State, 2018 Ark. 227, at 2, 549 S.W.3d at 358. The
function of the writ is to secure relief from a judgment
rendered while there existed some fact that would have
prevented its rendition if it had been known to the trial
court and which, through no negligence or fault of the
defendant, was not brought forward before rendition of the
judgment. Id. The petitioner has the burden of
demonstrating a fundamental error of fact extrinsic to the
record. Id. The writ is granted only to correct some
error of fact, and it does not lie to correct trial error or
to contradict any fact already adjudicated. Smith v.
State, 200 Ark. 767, 140 S.W.2d 675 (1940).
claims that Rainer would raise in an error coram nobis
petition are founded on his allegations that the information
was not properly amended and that the sentence on the
judgment was therefore invalid, which are not errors
extrinsic to the record. Assertions of trial error that could
have been raised at trial are not within the purview of a
coram nobis proceeding. Martinez-Marmol v. State,
2018 Ark. 145, at 4, 544 S.W.3d 49, 53. Rainer alleges his
attorney failed to challenge the amendment of the
information. Claims that counsel was ineffective are also not
grounds for the writ. Wooten v. State, 2018 Ark.
198, at 3, 547 S.W.3d 683, 685.
extent that Rainer appears to contend that he could only be
sentenced under Arkansas Code Annotated section 5-4-501(a),
he is mistaken. As the State notes in its response, the
subsection's notation on the judgment appears to be a
scrivener's error because the jury, as Rainer admits, was
instructed under subsection (c) of the statute, and
Rainer's two previous convictions described in the
information charging him as a habitual offender do not fall
within the parameters of subsection (a) because one of those
previous convictions was for second-degree murder.
frames the issue as one of an illegal sentence. This court
views an issue of a void or illegal sentence as being an
issue of subject-matter jurisdiction that can be addressed at
any time. Richie v. State, 2009 Ark. 602, at 4, 357
S.W.3d 909, 912. An illegal sentence is one that is illegal
on its face. Jackson v. State, 2018 Ark. 209, at 4,
549 S.W.3d 346, 348. A sentence is illegal on its face when

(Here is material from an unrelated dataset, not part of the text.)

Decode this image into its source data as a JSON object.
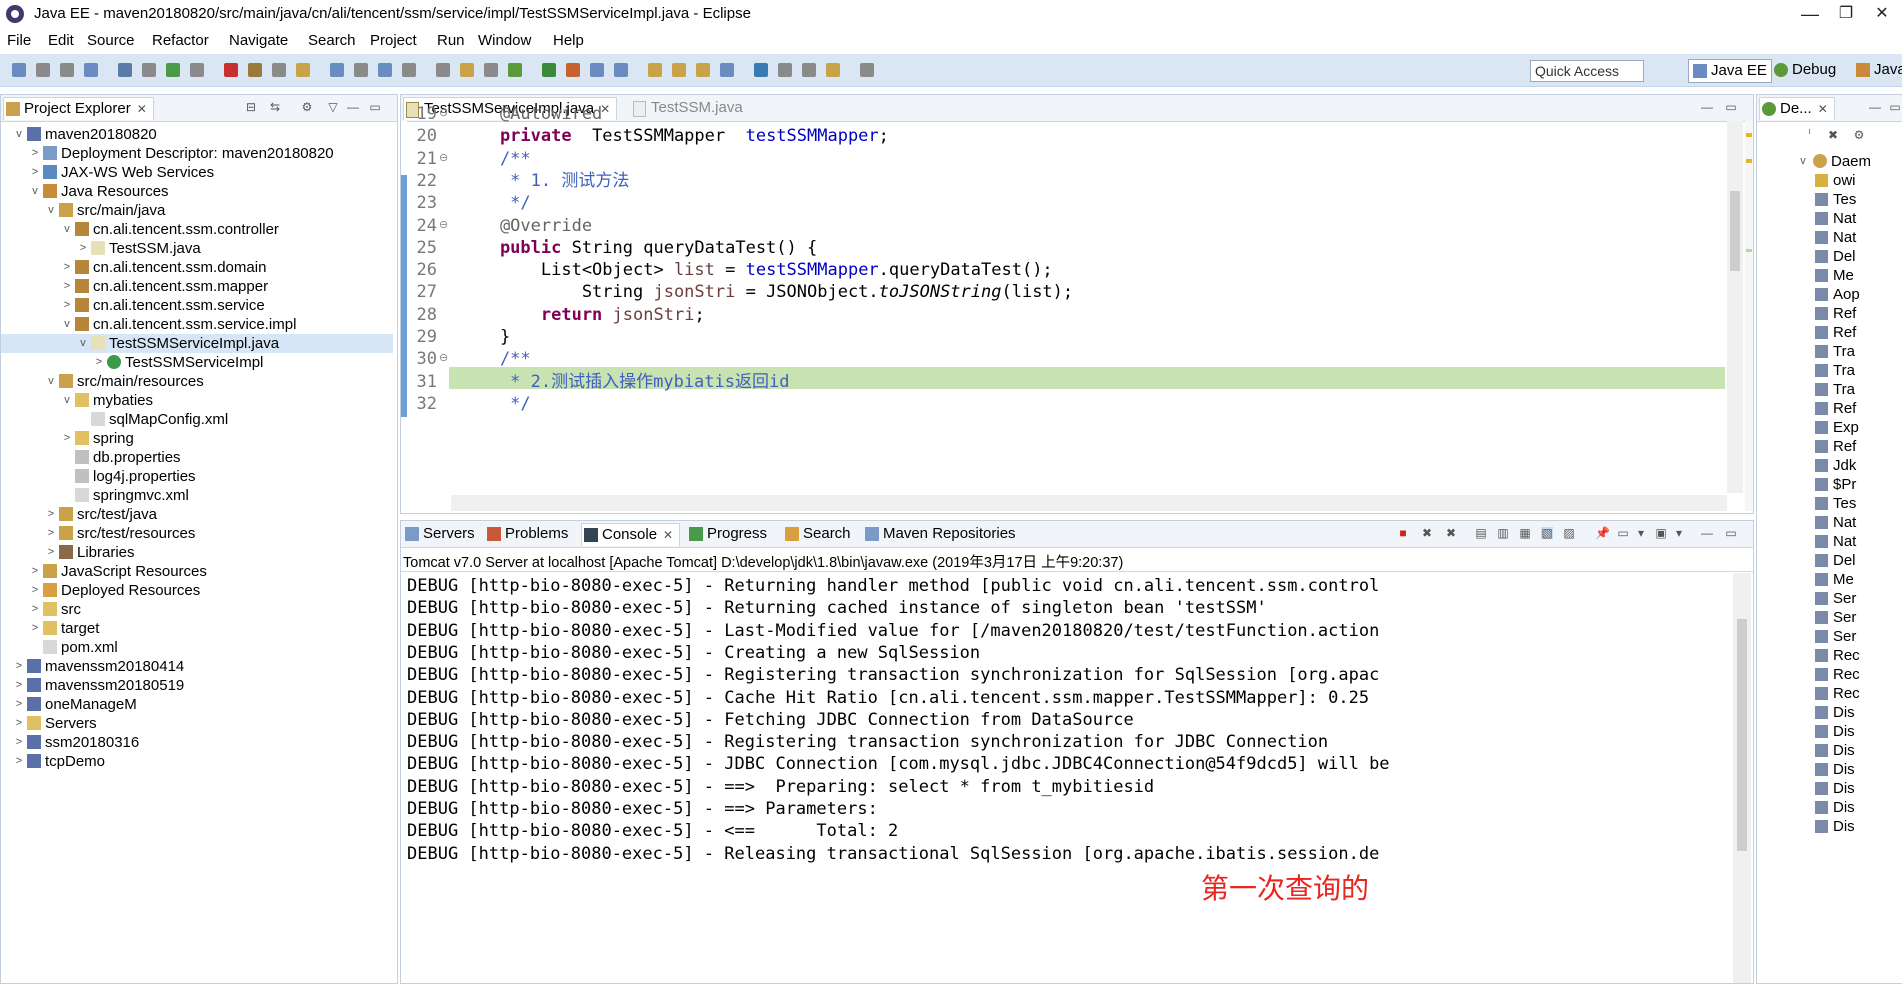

it is void because it is beyond the trial court's
authority to impose and gives rise to a question of
subject-matter jurisdiction. Id.
section 5-4-501(c), Rainer was subject to being sentenced to
imprisonment for a term of not less than forty years nor more
than eighty years, or life. Rainer's sentence-960
months' imprisonment, or imprisonment for eighty
years-falls within that range. Although Rainer alleges his
sentence is illegal and that he was convicted of an offense
for which he was not charged, the factual basis for these
claims is insufficient to go beyond allegations of a
defective information and trial error stemming from
insufficient notice for an "amendment" of the
information. General defective-information allegations do not
implicate the facial validity of a trial court's judgment
or jurisdiction. Anderson v. Kelley, 2018 Ark. 222,
at 3, 549 S.W.3d 913, 915. As noted, the information included
a habitual-offender allegation with a description of the two
previous convictions that included one for second-degree
murder, which brought the charge within the parameters of
section 5-4-501(c). Rainer's allegations-that the
specific language used was insufficient to provide notice of
that charge and distinguish the enhancement from one under
subsection (a) of the statute-did not therefore raise a
jurisdictional issue concerning the judgment.